This is the third on a series of posts on what I took away from the final talk at the METM14 conference (part 1 and part 2).
In his talk, Martin Roberts got down to the nitty-gritty of his job with respect to writing about Spanish things in English, showing us, for instance, some recent translations of the tricky-to-translate term imputados — a culture-specific legal term if ever there was one.
He recognised that journalists may not have always got it right and showed us some bad and better attempts at translating this term in the press.
It was insightful to get his take on this term as it was one I’d tracked in the news and had even written this post about.
While it’s true that journalists did often get the translation of this term wrong, I do remember noticing an improvement over time.
When all the corruption cases started coming out, particularly the high profile one involving the present King’s sister, just about all the news media got it wrong and simply translated imputada as “accused” or “charged”.
But as time went on and new corruption cases came out, and the King’s sister’s case dragged out, more nuanced and descriptive translations appeared in the press. The journalists seemed to be learning off each other and gradually improving their translations of the term in its various forms.
Martin at least partly confirmed this by showing there was obviously an awareness that they were getting something wrong. In this sense, journalism seems more dynamic than translation.
The journalist’s attempts at translating tricky terms are out there for all to see. And while they may not get feedback directly from readers (although I’m sure it happens), other journalists will surely take notice of and improve upon your effort if there is any room for it.
The translation world seems more static in this respect. Translators do help each other with tricky terms, in different places on the Web, but you rarely get to see the final solution in its context, and thus don’t really get a chance to see how it works or doesn’t and maybe improve on it in the same way.

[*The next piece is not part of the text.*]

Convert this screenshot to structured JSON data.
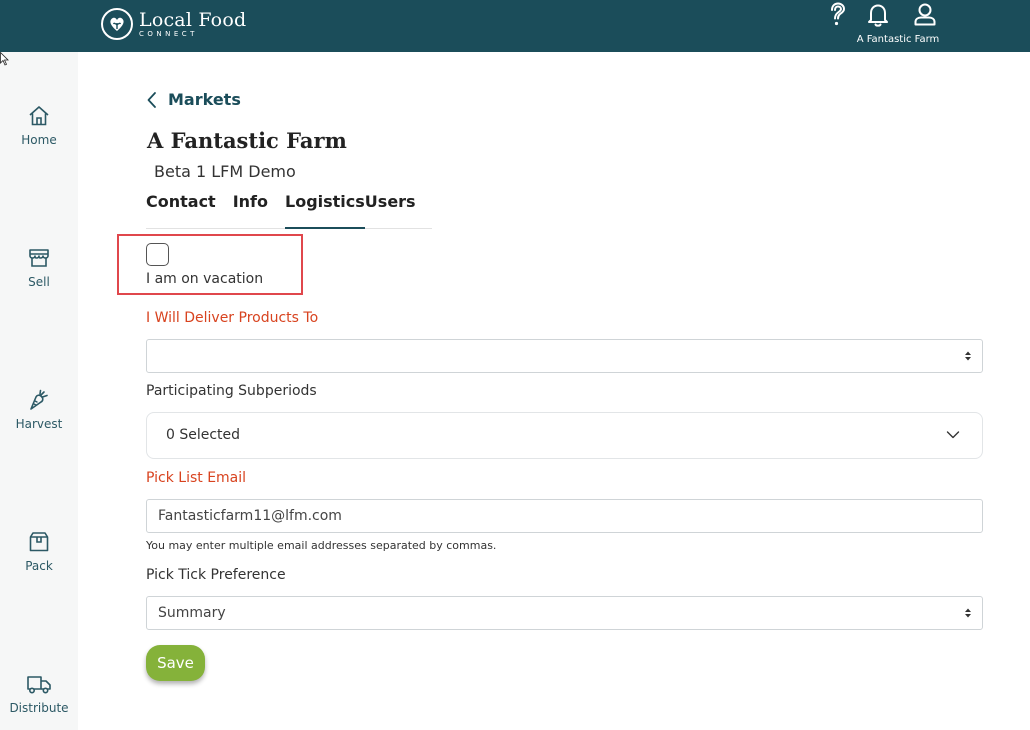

There also appears to be a tendency to place more faith than may be deserved in existing translations found in one place or another (dictionaries or answers to previous questions in help forums), which may or may not reflect the same context as the present problem and may or may not have been dealt with adequately in the first place.
Either way, it’s good to be able to take advantage of the work journalists do in their more dynamic world when the opportunity arises (i.e., when a news item means they have to translate a tricky term of interest) and look to see how they handle things we may have been struggling away with for years without going anywhere very interesting. At the very least, they may provide a different perspective.
Excellent post. I also translate these difficult and often long drawn out legal Dockets. I was stumped when I came accross Imputación Principal which I translated as the Main Charge in a number of additional charges filed against a large number of defendants or suspects (imputados) as you well put it.
Hi Christine, Thanks for your comment!